"Lost on the Dark Side" presents a bouncy structure as in the good moments of dance, of cosmic techno from Nattefrost. We always remain in the field of cosmic dance, of cybernetic IDM inflated by heavy ambiences and jerky pulsatory rhythms, a bit pulsatoires, a stroboscopic, with "Pulse" and its panoply of percussions which click such as electronic castanets. "Gravitational Vortex" is deep into dance floor music with arrhythmic pulsations, cawings of spasmodic arpeggios and allegorical ringings which melt themselves into danceable orchestrations. If we stay on our chair, it's because we are knackered! Make the most of "Mare Tranquillitatis" to get your breath back because it's the only quiet track of this album filled with rhythmic dynamite. The approach is delicate and very oniric with beautiful crystal clear sequences which clink and wind among hollow winds. "Silent Sky" brings us back into the infernal rhythms of cosmic dances with a long structure which takes advantage of it s 10 minutes to well mix its rhythms with ambient phases where the guttural sounds in Secrets of Taklamakan come back to roam. This is a very Jarre track with good articulated and well measured percussions as well as samplings of manual percussions and good nervous sequences which burst out in orchestrations of very dance style. "Full Moon Rising" is also very inviting with good synth solos but the voices are less inviting, while "The Selenites" ends “Full Moon Rising” with an ambient rhythm which becomes slow, as a kind of down-tempo, drawn from the shadows of "Pulse". The moods here are rich and fed by absent voices and by good solos of a very lyrical synth.

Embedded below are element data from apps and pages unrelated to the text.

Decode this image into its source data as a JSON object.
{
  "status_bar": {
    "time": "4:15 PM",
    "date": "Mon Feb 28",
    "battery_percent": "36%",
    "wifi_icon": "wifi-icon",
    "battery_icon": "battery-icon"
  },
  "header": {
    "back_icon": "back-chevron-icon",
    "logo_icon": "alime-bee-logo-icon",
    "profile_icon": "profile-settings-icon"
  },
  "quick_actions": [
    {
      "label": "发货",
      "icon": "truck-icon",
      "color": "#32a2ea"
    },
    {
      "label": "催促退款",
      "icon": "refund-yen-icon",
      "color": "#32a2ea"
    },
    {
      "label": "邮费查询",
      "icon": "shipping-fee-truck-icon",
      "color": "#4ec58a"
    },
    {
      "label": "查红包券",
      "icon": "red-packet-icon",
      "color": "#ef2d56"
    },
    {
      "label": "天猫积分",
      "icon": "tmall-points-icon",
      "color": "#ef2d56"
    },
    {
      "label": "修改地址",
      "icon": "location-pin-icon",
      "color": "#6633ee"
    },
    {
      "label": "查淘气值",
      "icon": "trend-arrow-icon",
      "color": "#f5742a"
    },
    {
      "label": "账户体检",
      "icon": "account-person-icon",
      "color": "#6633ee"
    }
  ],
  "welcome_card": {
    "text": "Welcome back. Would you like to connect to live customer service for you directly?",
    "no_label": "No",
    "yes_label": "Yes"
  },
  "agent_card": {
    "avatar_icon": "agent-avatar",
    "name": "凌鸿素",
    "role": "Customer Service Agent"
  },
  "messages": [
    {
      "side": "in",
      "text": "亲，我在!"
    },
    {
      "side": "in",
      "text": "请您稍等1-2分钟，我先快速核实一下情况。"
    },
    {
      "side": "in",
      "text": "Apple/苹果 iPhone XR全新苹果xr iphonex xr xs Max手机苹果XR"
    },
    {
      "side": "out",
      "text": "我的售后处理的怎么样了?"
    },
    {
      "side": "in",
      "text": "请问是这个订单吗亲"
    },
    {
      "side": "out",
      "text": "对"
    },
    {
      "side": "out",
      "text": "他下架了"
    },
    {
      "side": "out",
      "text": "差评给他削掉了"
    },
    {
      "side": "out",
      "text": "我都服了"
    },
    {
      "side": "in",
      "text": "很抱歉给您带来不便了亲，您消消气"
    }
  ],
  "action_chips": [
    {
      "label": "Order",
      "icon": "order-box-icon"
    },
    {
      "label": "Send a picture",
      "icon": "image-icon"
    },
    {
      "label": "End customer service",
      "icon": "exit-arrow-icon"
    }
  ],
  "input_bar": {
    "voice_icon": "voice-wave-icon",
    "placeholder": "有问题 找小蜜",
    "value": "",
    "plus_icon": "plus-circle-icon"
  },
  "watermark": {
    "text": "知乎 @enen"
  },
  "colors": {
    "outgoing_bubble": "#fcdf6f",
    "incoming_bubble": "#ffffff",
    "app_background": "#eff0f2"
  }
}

I hear here some murmurs of Let the Night Last Forever from Walter Christian Rothe.
Heavy and constantly boosted by heavy rhythms and other ones more ambient, “Full Moon Rising” is the equivalent of hammering an anvil in a porcelain store. All which falls, all which bursts produces shavings of melodies in supernatural tints. There is a superb mixture of Jean Michel Jarre and Nattefrost rhythms here with ambiences, sound decors of Tangerine Dream, period 76-77, and Mark Shreeve, if not Redshift. Even if we are far from the nuances of Beyond the Horizon, the music remains beautiful, lively and shoot with a grapeshot of sequences, bass pulsations and with percussions which whip, knock down and adjust each track towards passages always more stormy, without never neglected the melodious approach with spectral airs which haunt. To hear!
2015. Sylvain Lupari / gutsofdarkness.com & synthsequences.blogspot.ca